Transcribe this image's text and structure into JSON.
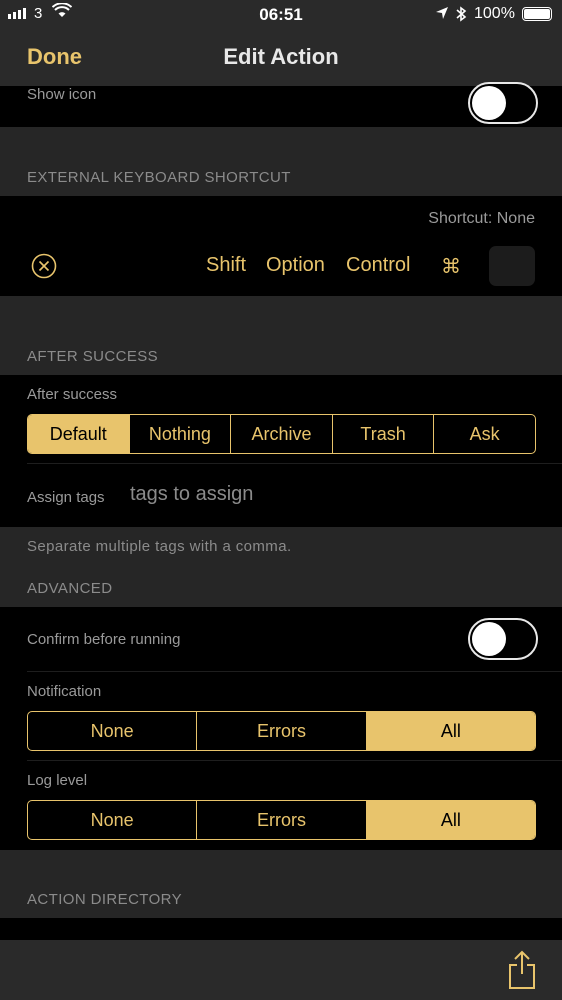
{
  "status": {
    "carrier": "3",
    "time": "06:51",
    "battery": "100%"
  },
  "nav": {
    "done": "Done",
    "title": "Edit Action"
  },
  "show_icon": {
    "label": "Show icon"
  },
  "keyboard": {
    "header": "EXTERNAL KEYBOARD SHORTCUT",
    "shortcut_text": "Shortcut: None",
    "modifiers": [
      "Shift",
      "Option",
      "Control",
      "⌘"
    ]
  },
  "after_success": {
    "header": "AFTER SUCCESS",
    "label": "After success",
    "options": [
      "Default",
      "Nothing",
      "Archive",
      "Trash",
      "Ask"
    ],
    "selected": "Default",
    "assign_tags_label": "Assign tags",
    "assign_tags_placeholder": "tags to assign",
    "footer": "Separate multiple tags with a comma."
  },
  "advanced": {
    "header": "ADVANCED",
    "confirm_label": "Confirm before running",
    "notification_label": "Notification",
    "notification_options": [
      "None",
      "Errors",
      "All"
    ],
    "notification_selected": "All",
    "log_label": "Log level",
    "log_options": [
      "None",
      "Errors",
      "All"
    ],
    "log_selected": "All"
  },
  "directory": {
    "header": "ACTION DIRECTORY"
  },
  "colors": {
    "accent": "#e8c46c",
    "background": "#262626",
    "cell": "#000000"
  },
  "icons": {
    "clear": "circle-x-icon",
    "share": "share-icon",
    "location": "location-arrow-icon",
    "bluetooth": "bluetooth-icon"
  }
}
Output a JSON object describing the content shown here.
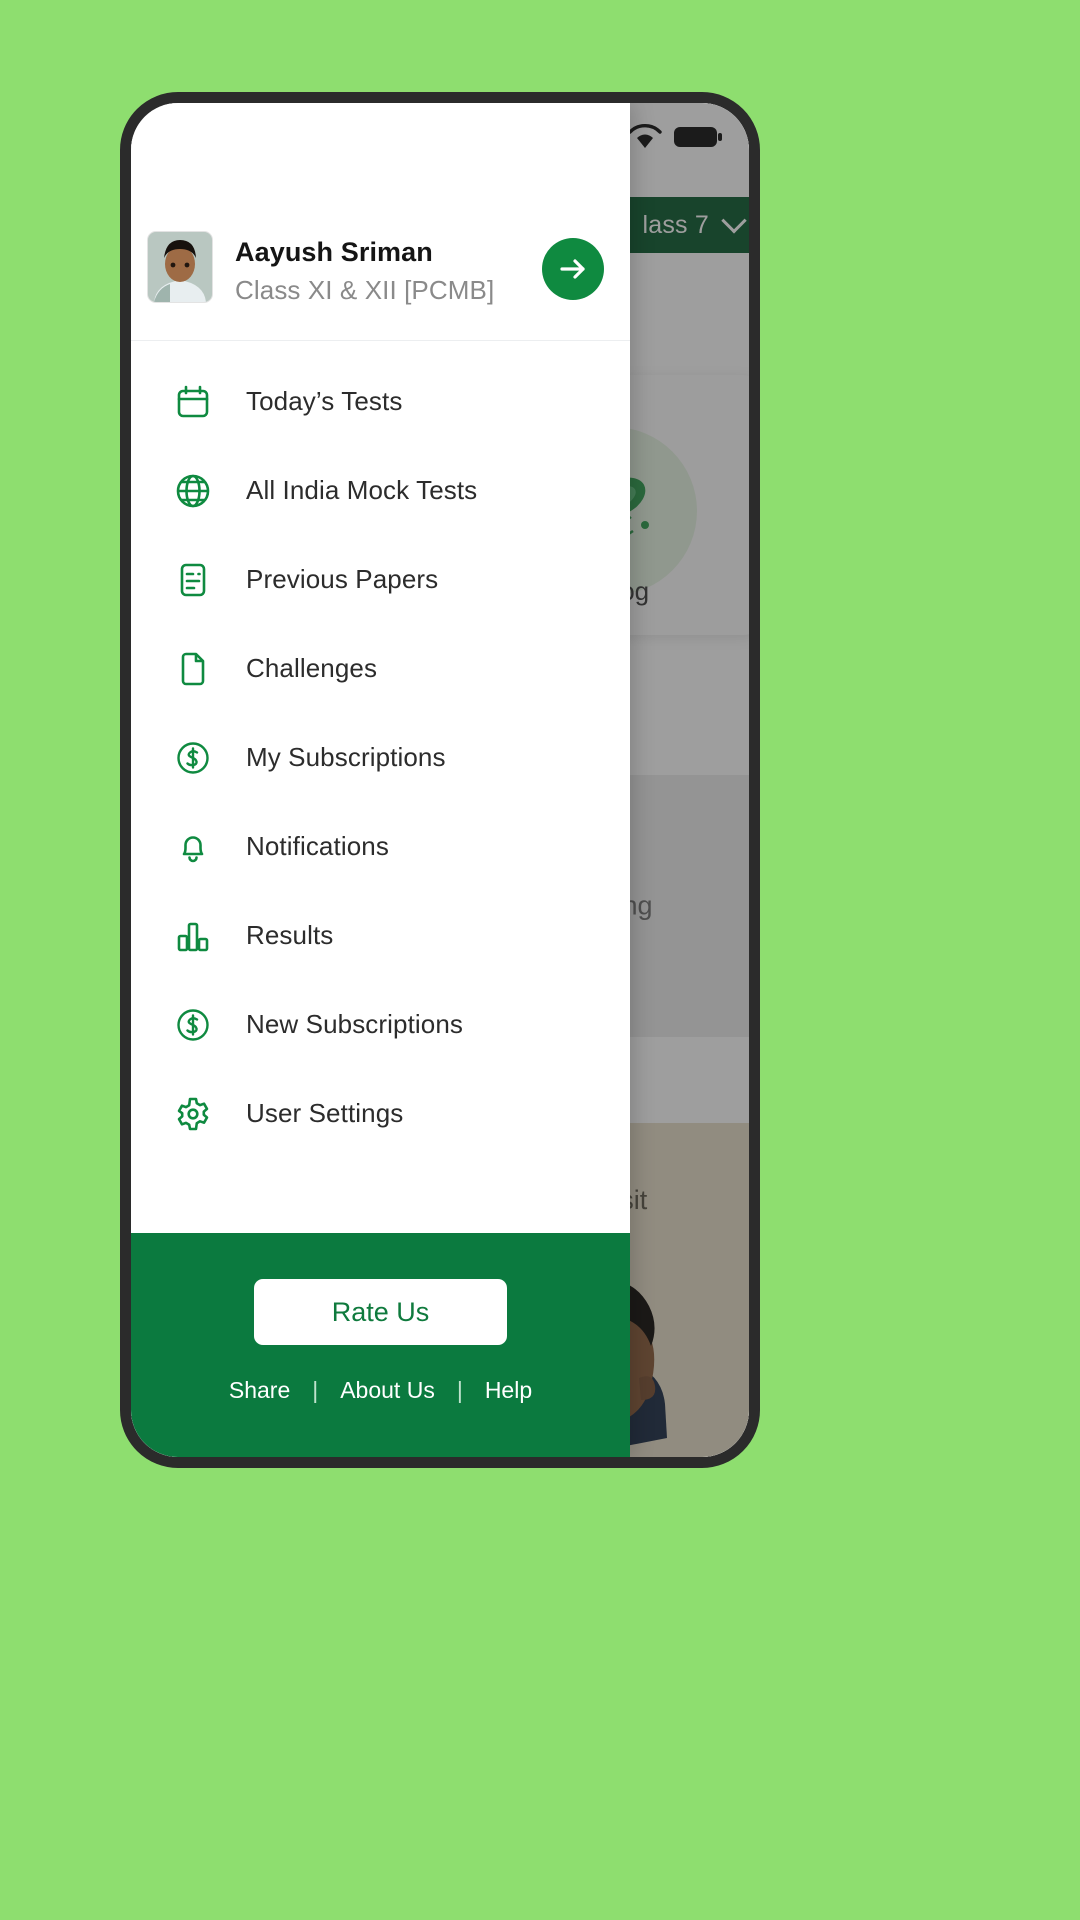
{
  "status_bar": {
    "signal_icon": "signal-icon",
    "wifi_icon": "wifi-icon",
    "battery_icon": "battery-icon"
  },
  "home_screen": {
    "class_selector": {
      "label": "lass 7",
      "chevron_icon": "chevron-down-icon"
    },
    "subject_card": {
      "label": "Biolog",
      "illustration_icon": "bacteria-icon"
    },
    "info_card": {
      "text": "iscing"
    },
    "photo_card": {
      "caption": "or sit",
      "photo_icon": "child-photo"
    }
  },
  "drawer": {
    "profile": {
      "avatar_icon": "avatar",
      "name": "Aayush Sriman",
      "subtitle": "Class XI & XII [PCMB]",
      "arrow_icon": "arrow-right-icon"
    },
    "menu_items": [
      {
        "label": "Today’s Tests",
        "icon": "calendar-icon"
      },
      {
        "label": "All India Mock Tests",
        "icon": "globe-icon"
      },
      {
        "label": "Previous Papers",
        "icon": "document-lines-icon"
      },
      {
        "label": "Challenges",
        "icon": "file-icon"
      },
      {
        "label": "My Subscriptions",
        "icon": "dollar-circle-icon"
      },
      {
        "label": "Notifications",
        "icon": "bell-icon"
      },
      {
        "label": "Results",
        "icon": "bar-chart-icon"
      },
      {
        "label": "New Subscriptions",
        "icon": "dollar-circle-icon"
      },
      {
        "label": "User Settings",
        "icon": "gear-icon"
      }
    ],
    "footer": {
      "rate_us_label": "Rate Us",
      "links": [
        "Share",
        "About Us",
        "Help"
      ],
      "separator": "|"
    }
  },
  "colors": {
    "page_background": "#8ede6f",
    "brand_green": "#0b7a3f",
    "icon_green": "#0f8a40",
    "dark_green": "#0c5c31",
    "footer_text": "#ffffff"
  }
}
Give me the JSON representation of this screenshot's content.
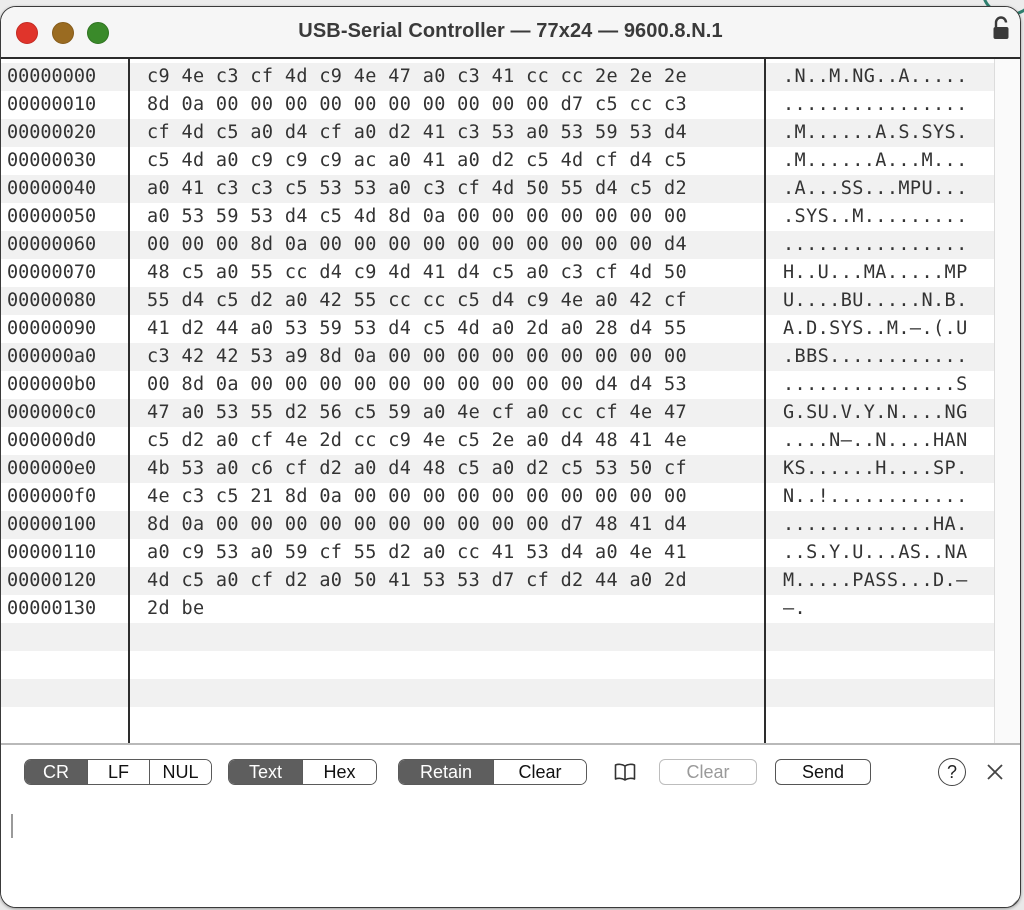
{
  "window": {
    "title": "USB-Serial Controller — 77x24 — 9600.8.N.1",
    "colors": {
      "close": "#e0342b",
      "minimize": "#9a6b21",
      "zoom": "#3a8a2a"
    }
  },
  "hex_dump": {
    "rows": [
      {
        "addr": "00000000",
        "hex": "c9 4e c3 cf 4d c9 4e 47 a0 c3 41 cc cc 2e 2e 2e",
        "ascii": ".N..M.NG..A....."
      },
      {
        "addr": "00000010",
        "hex": "8d 0a 00 00 00 00 00 00 00 00 00 00 d7 c5 cc c3",
        "ascii": "................"
      },
      {
        "addr": "00000020",
        "hex": "cf 4d c5 a0 d4 cf a0 d2 41 c3 53 a0 53 59 53 d4",
        "ascii": ".M......A.S.SYS."
      },
      {
        "addr": "00000030",
        "hex": "c5 4d a0 c9 c9 c9 ac a0 41 a0 d2 c5 4d cf d4 c5",
        "ascii": ".M......A...M..."
      },
      {
        "addr": "00000040",
        "hex": "a0 41 c3 c3 c5 53 53 a0 c3 cf 4d 50 55 d4 c5 d2",
        "ascii": ".A...SS...MPU..."
      },
      {
        "addr": "00000050",
        "hex": "a0 53 59 53 d4 c5 4d 8d 0a 00 00 00 00 00 00 00",
        "ascii": ".SYS..M........."
      },
      {
        "addr": "00000060",
        "hex": "00 00 00 8d 0a 00 00 00 00 00 00 00 00 00 00 d4",
        "ascii": "................"
      },
      {
        "addr": "00000070",
        "hex": "48 c5 a0 55 cc d4 c9 4d 41 d4 c5 a0 c3 cf 4d 50",
        "ascii": "H..U...MA.....MP"
      },
      {
        "addr": "00000080",
        "hex": "55 d4 c5 d2 a0 42 55 cc cc c5 d4 c9 4e a0 42 cf",
        "ascii": "U....BU.....N.B."
      },
      {
        "addr": "00000090",
        "hex": "41 d2 44 a0 53 59 53 d4 c5 4d a0 2d a0 28 d4 55",
        "ascii": "A.D.SYS..M.–.(.U"
      },
      {
        "addr": "000000a0",
        "hex": "c3 42 42 53 a9 8d 0a 00 00 00 00 00 00 00 00 00",
        "ascii": ".BBS............"
      },
      {
        "addr": "000000b0",
        "hex": "00 8d 0a 00 00 00 00 00 00 00 00 00 00 d4 d4 53",
        "ascii": "...............S"
      },
      {
        "addr": "000000c0",
        "hex": "47 a0 53 55 d2 56 c5 59 a0 4e cf a0 cc cf 4e 47",
        "ascii": "G.SU.V.Y.N....NG"
      },
      {
        "addr": "000000d0",
        "hex": "c5 d2 a0 cf 4e 2d cc c9 4e c5 2e a0 d4 48 41 4e",
        "ascii": "....N–..N....HAN"
      },
      {
        "addr": "000000e0",
        "hex": "4b 53 a0 c6 cf d2 a0 d4 48 c5 a0 d2 c5 53 50 cf",
        "ascii": "KS......H....SP."
      },
      {
        "addr": "000000f0",
        "hex": "4e c3 c5 21 8d 0a 00 00 00 00 00 00 00 00 00 00",
        "ascii": "N..!............"
      },
      {
        "addr": "00000100",
        "hex": "8d 0a 00 00 00 00 00 00 00 00 00 00 d7 48 41 d4",
        "ascii": ".............HA."
      },
      {
        "addr": "00000110",
        "hex": "a0 c9 53 a0 59 cf 55 d2 a0 cc 41 53 d4 a0 4e 41",
        "ascii": "..S.Y.U...AS..NA"
      },
      {
        "addr": "00000120",
        "hex": "4d c5 a0 cf d2 a0 50 41 53 53 d7 cf d2 44 a0 2d",
        "ascii": "M.....PASS...D.–"
      },
      {
        "addr": "00000130",
        "hex": "2d be",
        "ascii": "–."
      },
      {
        "addr": "",
        "hex": "",
        "ascii": ""
      },
      {
        "addr": "",
        "hex": "",
        "ascii": ""
      },
      {
        "addr": "",
        "hex": "",
        "ascii": ""
      },
      {
        "addr": "",
        "hex": "",
        "ascii": ""
      }
    ]
  },
  "toolbar": {
    "line_ending": {
      "options": [
        "CR",
        "LF",
        "NUL"
      ],
      "selected": "CR"
    },
    "display_mode": {
      "options": [
        "Text",
        "Hex"
      ],
      "selected": "Text"
    },
    "buffer_mode": {
      "options": [
        "Retain",
        "Clear"
      ],
      "selected": "Retain"
    },
    "icons": {
      "book": "book-icon",
      "help": "help-icon",
      "close": "close-icon"
    },
    "clear_label": "Clear",
    "clear_enabled": false,
    "send_label": "Send",
    "help_label": "?"
  },
  "input": {
    "value": "",
    "placeholder": ""
  }
}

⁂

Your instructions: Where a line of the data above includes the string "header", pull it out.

Response to this exercise:
    "header": "EXTERNAL KEYBOARD SHORTCUT",
    "header": "AFTER SUCCESS",
    "header": "ADVANCED",
    "header": "ACTION DIRECTORY"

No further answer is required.